(Oh, Lord, why do I waste my time with all this B.S....I must be sick.) Thanks for letting me express my disease.

Ian McGibboney said...

Jester, is that you?

I'm calling for people to be more discretionary in what they think and consume. And I'm calling on the media to separate its facts from its opinions, and to entrust its power in people who traffic in well-reasoned perspective.

The shooting prompted me to say that, though I've felt that way for a long time. I agree that the shooter wasn't cut and dry one way or the other, and that actually reinforces my argument, because some people have no concept of truth. That's why the professionals should tread carefully.

mtananda said...
This comment has been removed by the author.
Ian McGibboney said...

Ah, gotcha. I thought you sounded smarter than Jester. Hope you're doing well.

Hathor said...

In some radio media markets there are no left wing talk shows. I'd also like to see the ratings of Beck, Hannity vs Maddow, Stewart.

mtananda said...
This comment has been removed by the author.
NOLA Progressive said...

Alright I'm calling Shenanigans on this one. That's most certainly Jester under a different name. Not that it really matters, especially considering the discussion thread is actually civil and relevant, but it is a little creepy though.

Ian McGibboney said...

I think he's posted as mtananda before, too.

Someone calling themselves "banned poster" made a very Alday-like comment the other day on another thread, and I deleted it. Imagination, people. Use it.

NOLA Progressive said...

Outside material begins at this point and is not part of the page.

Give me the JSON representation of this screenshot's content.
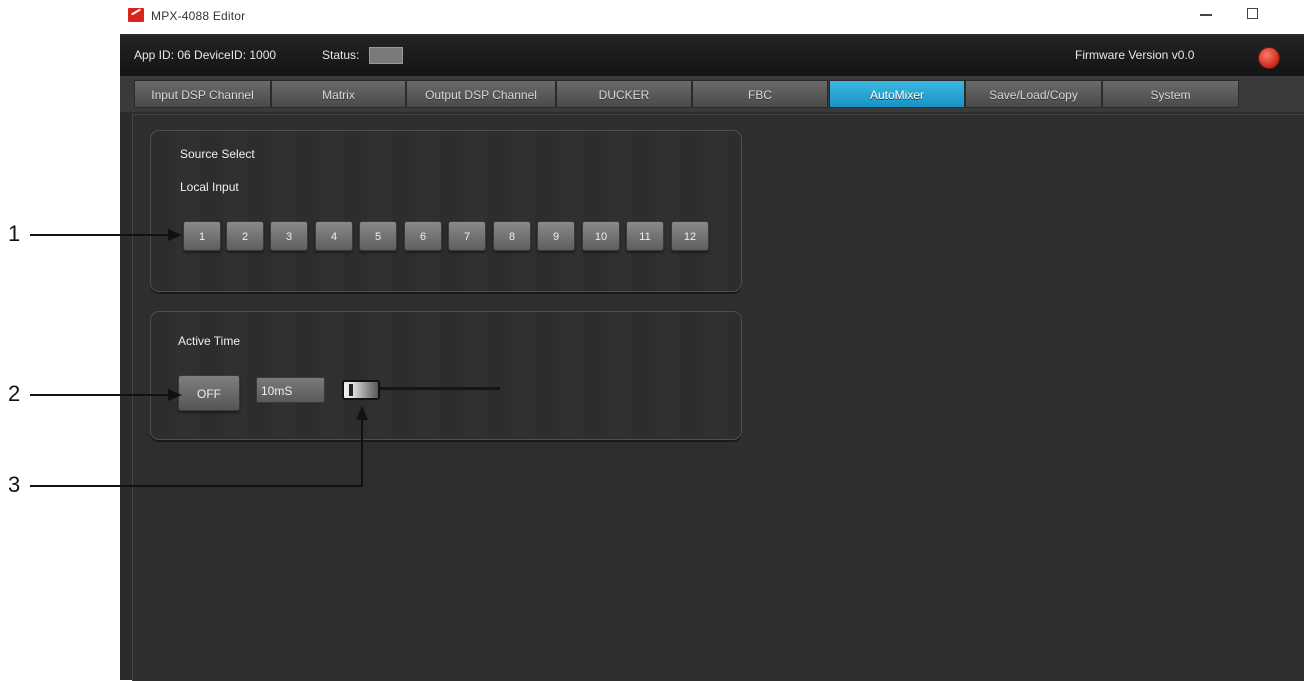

I don't have any issue with them trying to circumvent the ban. I mean I kinda assumed they would just on principle. What's kinda creepy is the backstory and the complete adherence to form and function of his prvevious indentity. It sort of has the feel of identity disorder.